volunteers to implement treatment plans designed to help our animals reach
their full adoption potential. We have 16 staff members and over 1,000
volunteers in our database who help with everything from dog walking to cat toy
making, to cleaning and laundry, to donor support and marketing. Because our
animals stay with us for a long duration of time we need to invest in ways to
keep them mentally and physically active. Dogs are exercised at least twice
daily, and last year- thanks to the generous support of the Animal Farm
Foundation and former New Jersey Senator Robert Toricelli- we have added a new
large dog play area and garden for our dogs to run, work on agility, and learn
commands off-leash. Generous donors helped us build a free-roaming cat room and
an adoption counseling room, so potential adopters can spend time one-on-one
with a cat before they decide to take that cat home to join their families.
animal found in Hoboken comes to our facility. Over the last year we’ve had a
ferret, a tarantula, 3 rabbits, a boa constrictor, 2 parakeets, 2 geese, and a
hamster (named Manuel)- from Hoboken alone. Every one of these animals was adopted. This is in addition to the
dozens of orphaned or injured wild birds, opossums, and skunks LHS rescued and
transported to a wildlife rehabilitator.
lost reunited with their owners at LHS. In Hoboken this happens a lot. In 2015
Obi the Boston Terrier, Kristy the King Charles Spaniel, Gumdrop the kitten,
Jill the Jack Russell, Lumpy the Labrador, Otis the Pekingese, Scooter the
Husky, Smiley the Yorkie (and more) were all found by their Hoboken owners
after contacting us at Liberty Humane. We’re here for Hoboken’s pet owners as
much as we’re here for the Hoboken pets who have escaped from their homes, and
all the other pets who depend on us and our network of volunteers to care for
them and to find them new homes.
overall level of animal welfare in our neighborhoods through humane education
and public services. We run a low-cost public Pet Wellness clinic every
Wednesday evening at the shelter; we provide assistance to individual pet
owners who are struggling with pet medical or behavior issues; and we just
launched our very own mobile spay/neuter clinic, which we would love to bring
to Hoboken. LHS is the only
non-profit animal shelter in all of Hudson County and the need is great. In
2015 our services helped more than 10,000 people and their pets.

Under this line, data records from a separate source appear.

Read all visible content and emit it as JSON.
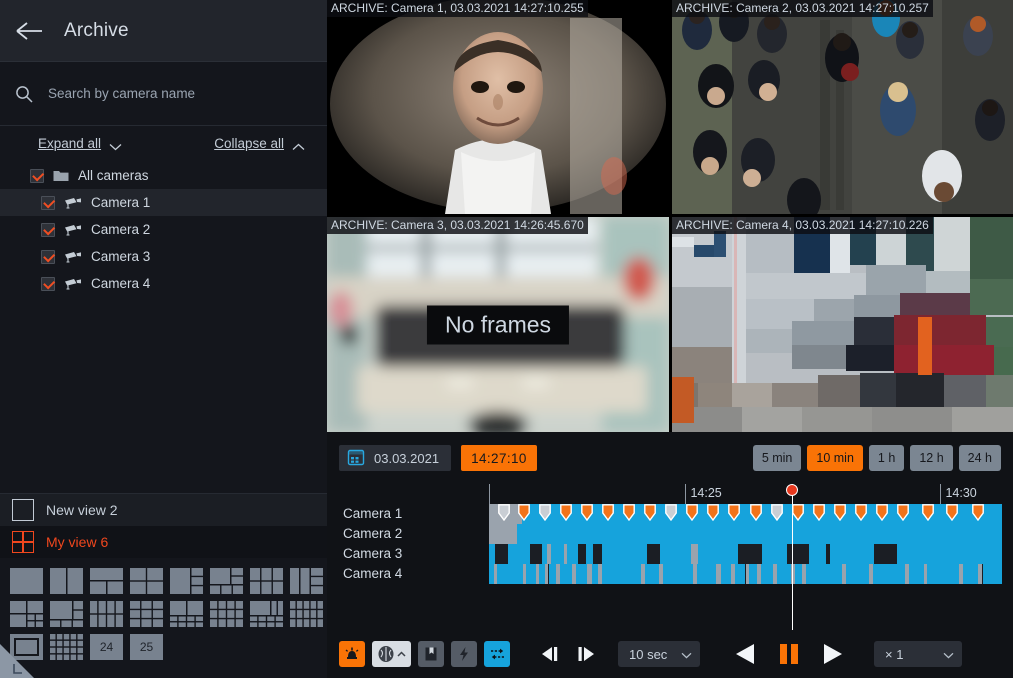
{
  "sidebar": {
    "back_icon": "back-arrow-icon",
    "title": "Archive",
    "search": {
      "icon": "search-icon",
      "placeholder": "Search by camera name",
      "value": ""
    },
    "expand_all": "Expand all",
    "collapse_all": "Collapse all",
    "tree": [
      {
        "label": "All cameras",
        "icon": "folder-icon",
        "checked": true,
        "selected": false,
        "level": 0
      },
      {
        "label": "Camera 1",
        "icon": "camera-icon",
        "checked": true,
        "selected": true,
        "level": 1
      },
      {
        "label": "Camera 2",
        "icon": "camera-icon",
        "checked": true,
        "selected": false,
        "level": 1
      },
      {
        "label": "Camera 3",
        "icon": "camera-icon",
        "checked": true,
        "selected": false,
        "level": 1
      },
      {
        "label": "Camera 4",
        "icon": "camera-icon",
        "checked": true,
        "selected": false,
        "level": 1
      }
    ],
    "views": [
      {
        "label": "New view 2",
        "icon": "empty-view-icon",
        "active": false
      },
      {
        "label": "My view 6",
        "icon": "grid-2x2-icon",
        "active": true
      }
    ],
    "layout_numeric": [
      "24",
      "25"
    ]
  },
  "video": {
    "panels": [
      {
        "caption": "ARCHIVE: Camera 1, 03.03.2021 14:27:10.255",
        "no_frames": false,
        "scene": "portrait-man-hoodie"
      },
      {
        "caption": "ARCHIVE: Camera 2, 03.03.2021 14:27:10.257",
        "no_frames": false,
        "scene": "aerial-crowd-pavement"
      },
      {
        "caption": "ARCHIVE: Camera 3, 03.03.2021 14:26:45.670",
        "no_frames": true,
        "scene": "blurred-interior-room"
      },
      {
        "caption": "ARCHIVE: Camera 4, 03.03.2021 14:27:10.226",
        "no_frames": false,
        "scene": "pixelated-street-car"
      }
    ],
    "no_frames_label": "No frames"
  },
  "timeline": {
    "calendar_icon": "calendar-icon",
    "date": "03.03.2021",
    "time": "14:27:10",
    "durations": [
      {
        "label": "5 min",
        "active": false
      },
      {
        "label": "10 min",
        "active": true
      },
      {
        "label": "1 h",
        "active": false
      },
      {
        "label": "12 h",
        "active": false
      },
      {
        "label": "24 h",
        "active": false
      }
    ],
    "ruler_labels": [
      {
        "text": "",
        "pct": 0
      },
      {
        "text": "14:25",
        "pct": 38.3
      },
      {
        "text": "14:30",
        "pct": 88.0
      }
    ],
    "playhead_pct": 59.0,
    "tracks": [
      {
        "label": "Camera 1",
        "segments": [
          {
            "start": 0,
            "end": 6.4,
            "color": "#9aa3ad"
          },
          {
            "start": 6.4,
            "end": 100,
            "color": "#16a3dc"
          }
        ],
        "markers_pct": [
          2.9,
          6.9,
          11.0,
          15.1,
          19.2,
          23.2,
          27.3,
          31.4,
          35.5,
          39.5,
          43.6,
          47.7,
          52.0,
          56.1,
          60.3,
          64.4,
          68.4,
          72.5,
          76.6,
          80.7,
          85.5,
          90.2,
          95.3
        ],
        "markers_gray_idx": [
          0,
          2,
          8,
          13
        ]
      },
      {
        "label": "Camera 2",
        "segments": [
          {
            "start": 0,
            "end": 5.4,
            "color": "#9aa3ad"
          },
          {
            "start": 5.4,
            "end": 100,
            "color": "#16a3dc"
          }
        ],
        "markers_pct": [],
        "markers_gray_idx": []
      },
      {
        "label": "Camera 3",
        "segments": [
          {
            "start": 0.0,
            "end": 1.1,
            "color": "#16a3dc"
          },
          {
            "start": 1.1,
            "end": 3.8,
            "color": "#1b1e24"
          },
          {
            "start": 3.8,
            "end": 8.0,
            "color": "#16a3dc"
          },
          {
            "start": 8.0,
            "end": 10.3,
            "color": "#1b1e24"
          },
          {
            "start": 10.3,
            "end": 11.4,
            "color": "#16a3dc"
          },
          {
            "start": 11.4,
            "end": 12.0,
            "color": "#9aa3ad"
          },
          {
            "start": 12.0,
            "end": 14.6,
            "color": "#16a3dc"
          },
          {
            "start": 14.6,
            "end": 15.2,
            "color": "#9aa3ad"
          },
          {
            "start": 15.2,
            "end": 17.4,
            "color": "#16a3dc"
          },
          {
            "start": 17.4,
            "end": 19.0,
            "color": "#1b1e24"
          },
          {
            "start": 19.0,
            "end": 20.3,
            "color": "#16a3dc"
          },
          {
            "start": 20.3,
            "end": 22.0,
            "color": "#1b1e24"
          },
          {
            "start": 22.0,
            "end": 30.8,
            "color": "#16a3dc"
          },
          {
            "start": 30.8,
            "end": 33.4,
            "color": "#1b1e24"
          },
          {
            "start": 33.4,
            "end": 39.4,
            "color": "#16a3dc"
          },
          {
            "start": 39.4,
            "end": 40.8,
            "color": "#9aa3ad"
          },
          {
            "start": 40.8,
            "end": 48.6,
            "color": "#16a3dc"
          },
          {
            "start": 48.6,
            "end": 53.3,
            "color": "#1b1e24"
          },
          {
            "start": 53.3,
            "end": 58.0,
            "color": "#16a3dc"
          },
          {
            "start": 58.0,
            "end": 62.3,
            "color": "#1b1e24"
          },
          {
            "start": 62.3,
            "end": 65.6,
            "color": "#16a3dc"
          },
          {
            "start": 65.6,
            "end": 66.5,
            "color": "#1b1e24"
          },
          {
            "start": 66.5,
            "end": 75.0,
            "color": "#16a3dc"
          },
          {
            "start": 75.0,
            "end": 79.6,
            "color": "#1b1e24"
          },
          {
            "start": 79.6,
            "end": 100,
            "color": "#16a3dc"
          }
        ],
        "markers_pct": [],
        "markers_gray_idx": []
      },
      {
        "label": "Camera 4",
        "segments": [
          {
            "start": 0.0,
            "end": 0.9,
            "color": "#16a3dc"
          },
          {
            "start": 0.9,
            "end": 1.5,
            "color": "#9aa3ad"
          },
          {
            "start": 1.5,
            "end": 6.6,
            "color": "#16a3dc"
          },
          {
            "start": 6.6,
            "end": 7.3,
            "color": "#9aa3ad"
          },
          {
            "start": 7.3,
            "end": 9.1,
            "color": "#16a3dc"
          },
          {
            "start": 9.1,
            "end": 9.8,
            "color": "#9aa3ad"
          },
          {
            "start": 9.8,
            "end": 11.0,
            "color": "#16a3dc"
          },
          {
            "start": 11.0,
            "end": 11.6,
            "color": "#9aa3ad"
          },
          {
            "start": 11.6,
            "end": 13.1,
            "color": "#16a3dc"
          },
          {
            "start": 13.1,
            "end": 13.8,
            "color": "#9aa3ad"
          },
          {
            "start": 13.8,
            "end": 16.2,
            "color": "#16a3dc"
          },
          {
            "start": 16.2,
            "end": 16.9,
            "color": "#9aa3ad"
          },
          {
            "start": 16.9,
            "end": 19.2,
            "color": "#16a3dc"
          },
          {
            "start": 19.2,
            "end": 20.0,
            "color": "#9aa3ad"
          },
          {
            "start": 20.0,
            "end": 21.3,
            "color": "#16a3dc"
          },
          {
            "start": 21.3,
            "end": 22.0,
            "color": "#9aa3ad"
          },
          {
            "start": 22.0,
            "end": 29.6,
            "color": "#16a3dc"
          },
          {
            "start": 29.6,
            "end": 30.4,
            "color": "#9aa3ad"
          },
          {
            "start": 30.4,
            "end": 33.2,
            "color": "#16a3dc"
          },
          {
            "start": 33.2,
            "end": 34.0,
            "color": "#9aa3ad"
          },
          {
            "start": 34.0,
            "end": 39.8,
            "color": "#16a3dc"
          },
          {
            "start": 39.8,
            "end": 40.6,
            "color": "#9aa3ad"
          },
          {
            "start": 40.6,
            "end": 44.2,
            "color": "#16a3dc"
          },
          {
            "start": 44.2,
            "end": 45.2,
            "color": "#9aa3ad"
          },
          {
            "start": 45.2,
            "end": 47.2,
            "color": "#16a3dc"
          },
          {
            "start": 47.2,
            "end": 48.0,
            "color": "#9aa3ad"
          },
          {
            "start": 48.0,
            "end": 50.0,
            "color": "#16a3dc"
          },
          {
            "start": 50.0,
            "end": 50.7,
            "color": "#9aa3ad"
          },
          {
            "start": 50.7,
            "end": 52.3,
            "color": "#16a3dc"
          },
          {
            "start": 52.3,
            "end": 53.0,
            "color": "#9aa3ad"
          },
          {
            "start": 53.0,
            "end": 55.4,
            "color": "#16a3dc"
          },
          {
            "start": 55.4,
            "end": 56.1,
            "color": "#9aa3ad"
          },
          {
            "start": 56.1,
            "end": 58.9,
            "color": "#16a3dc"
          },
          {
            "start": 58.9,
            "end": 59.6,
            "color": "#9aa3ad"
          },
          {
            "start": 59.6,
            "end": 61.0,
            "color": "#16a3dc"
          },
          {
            "start": 61.0,
            "end": 61.7,
            "color": "#9aa3ad"
          },
          {
            "start": 61.7,
            "end": 68.8,
            "color": "#16a3dc"
          },
          {
            "start": 68.8,
            "end": 69.6,
            "color": "#9aa3ad"
          },
          {
            "start": 69.6,
            "end": 74.0,
            "color": "#16a3dc"
          },
          {
            "start": 74.0,
            "end": 74.8,
            "color": "#9aa3ad"
          },
          {
            "start": 74.8,
            "end": 81.0,
            "color": "#16a3dc"
          },
          {
            "start": 81.0,
            "end": 81.8,
            "color": "#9aa3ad"
          },
          {
            "start": 81.8,
            "end": 84.7,
            "color": "#16a3dc"
          },
          {
            "start": 84.7,
            "end": 85.4,
            "color": "#9aa3ad"
          },
          {
            "start": 85.4,
            "end": 91.6,
            "color": "#16a3dc"
          },
          {
            "start": 91.6,
            "end": 92.4,
            "color": "#9aa3ad"
          },
          {
            "start": 92.4,
            "end": 95.4,
            "color": "#16a3dc"
          },
          {
            "start": 95.4,
            "end": 96.2,
            "color": "#9aa3ad"
          },
          {
            "start": 96.2,
            "end": 100,
            "color": "#16a3dc"
          }
        ],
        "markers_pct": [],
        "markers_gray_idx": []
      }
    ]
  },
  "playback": {
    "tools": [
      {
        "name": "alarm-icon",
        "style": "orange"
      },
      {
        "name": "brain-icon",
        "style": "light",
        "has_chevron": true
      },
      {
        "name": "bookmark-icon",
        "style": "dark"
      },
      {
        "name": "lightning-icon",
        "style": "dark"
      },
      {
        "name": "sync-icon",
        "style": "blue"
      }
    ],
    "step_back_icon": "step-back-icon",
    "step_fwd_icon": "step-forward-icon",
    "step_value": "10 sec",
    "rewind_icon": "rewind-icon",
    "pause_icon": "pause-icon",
    "play_icon": "play-icon",
    "speed_value": "× 1"
  },
  "colors": {
    "accent_orange": "#f97306",
    "accent_red": "#f0471e",
    "track_blue": "#16a3dc",
    "track_gray": "#9aa3ad",
    "panel_bg": "#14161c"
  }
}
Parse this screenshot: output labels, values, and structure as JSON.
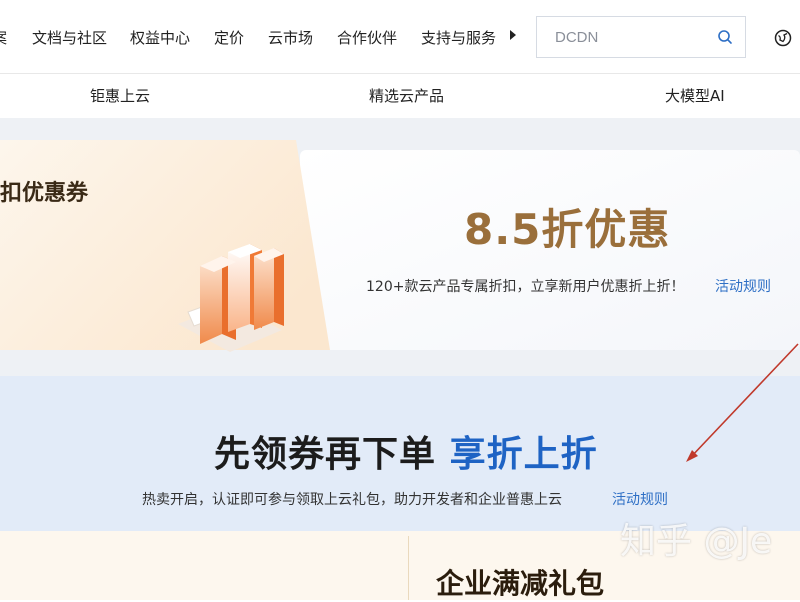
{
  "nav": {
    "items": [
      "案",
      "文档与社区",
      "权益中心",
      "定价",
      "云市场",
      "合作伙伴",
      "支持与服务"
    ],
    "search_placeholder": "DCDN"
  },
  "subnav": {
    "items": [
      "钜惠上云",
      "精选云产品",
      "大模型AI"
    ]
  },
  "coupon": {
    "left_title": "扣优惠券",
    "discount_title": "8.5折优惠",
    "description": "120+款云产品专属折扣，立享新用户优惠折上折！",
    "rule_link": "活动规则"
  },
  "banner": {
    "headline_dark": "先领券再下单",
    "headline_blue": "享折上折",
    "subtext": "热卖开启，认证即可参与领取上云礼包，助力开发者和企业普惠上云",
    "rule_link": "活动规则"
  },
  "bottom": {
    "title": "企业满减礼包"
  },
  "watermark": "知乎 @Je",
  "colors": {
    "accent_blue": "#1e63c4",
    "gold": "#9a6f3b",
    "annotation_red": "#c0392b"
  }
}
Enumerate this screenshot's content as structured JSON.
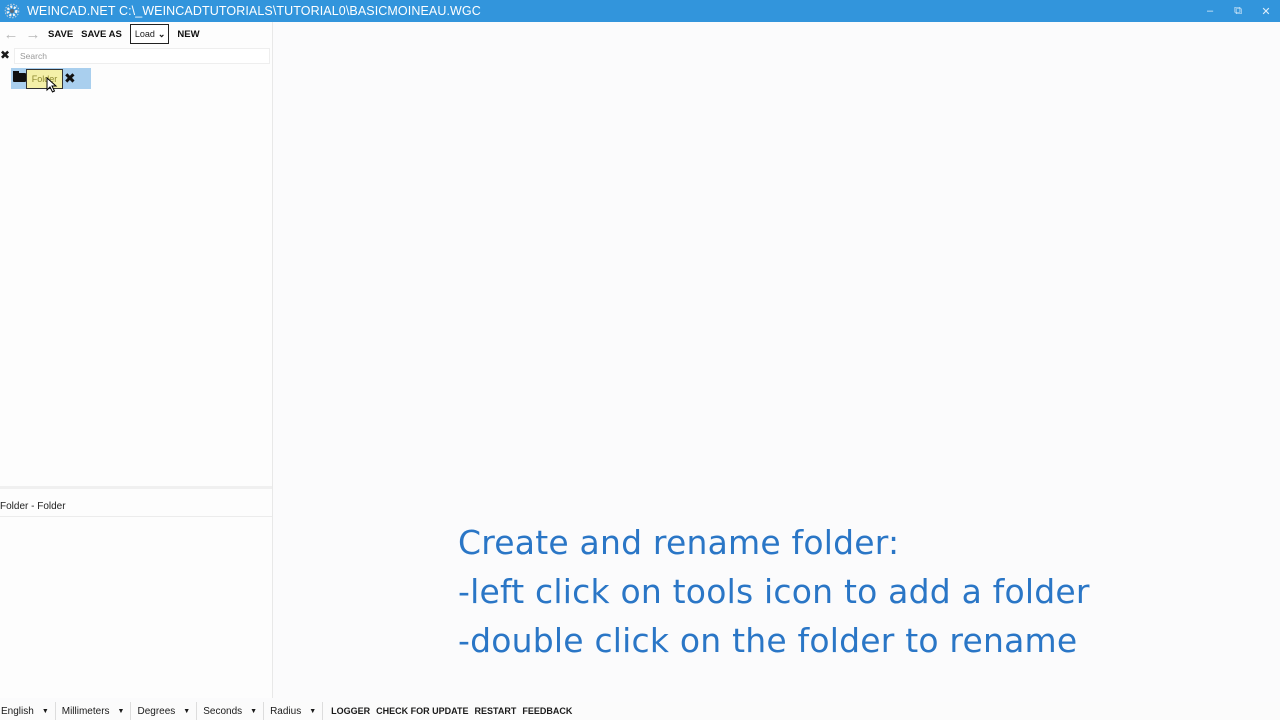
{
  "window": {
    "title": "WEINCAD.NET C:\\_WEINCADTUTORIALS\\TUTORIAL0\\BASICMOINEAU.WGC",
    "icon": "gear-icon",
    "minimize": "–",
    "restore": "⧉",
    "close": "✕",
    "titlebar_color": "#3295dc"
  },
  "toolbar": {
    "back": "←",
    "forward": "→",
    "save_label": "SAVE",
    "save_as_label": "SAVE AS",
    "load_label": "Load",
    "new_label": "NEW"
  },
  "search": {
    "placeholder": "Search"
  },
  "tree": {
    "node_label": "Folder",
    "node_icon": "folder-icon",
    "tools_icon": "tools-icon",
    "selection_color": "#a9cfee"
  },
  "properties": {
    "header": "Folder  -  Folder"
  },
  "instructions": {
    "line1": "Create and rename folder:",
    "line2": "-left click on tools icon to add a folder",
    "line3": "-double click on the folder to rename",
    "color": "#2a76c6"
  },
  "statusbar": {
    "language": "English",
    "units_length": "Millimeters",
    "units_angle": "Degrees",
    "units_time": "Seconds",
    "arc_mode": "Radius",
    "logger_label": "LOGGER",
    "check_update_label": "CHECK FOR UPDATE",
    "restart_label": "RESTART",
    "feedback_label": "FEEDBACK"
  }
}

The excellence of our programs have garnered
LHS national attention and funding from leading national organizations
dedicated to animal welfare.
and grants from LHS’s partner organizations, including: Best Friends Animal
Society, the American Society for the Prevention of Cruelty of Animals (ASPCA),
the Humane Society of the United States (HSUS), Maddie’s Fund, the Animal Farm
Foundation, and many others. We’re so pleased to have been recognized by these
institutions as one of the most effective facilities of our size, nationally.
turns to take care of its animal welfare issues. Because fundamentally, LHS is an organization
with a local focus and we are engaged in the communities we serve. In
Hoboken, we are currently working with 5 different Girl Scout Troops to support
shelter pet adoption and public education as part of the Girl Scouts Silver and
Gold awards program. We’ve worked with Hoboken Charter School, Elysian Charter,
and All Saints Episcopal. We’re thrilled to continue to partner with the
Hoboken Comedy Festival; Pier 13; the Hoboken Farmers Market and many more
community groups. And of course, I can’t forget Bark in the Park- LHS’s biggest
fundraiser of the year and the largest pet festival in Hudson County- that will
take place in Stevens’ Park Hoboken on October 1st of this year.
animal services. Thank you for allowing us to work with a community who cares
deeply about its animals. We just signed a new contract with the City of
Hoboken that the City Council has already approved through 2016. Initially, we had requested a CPI increase to
our 2015 contract of $71,000, which Director Pelligrini asked us to drop.
Understanding Hoboken’s budget challenges, we immediately agreed to a contract
that had no increase from 2015. We are
proud to be Hoboken’s partner, and we are committed to moving forward as a
Hoboken’s partner, continuing to do the best we can for animals and the people
who care about them.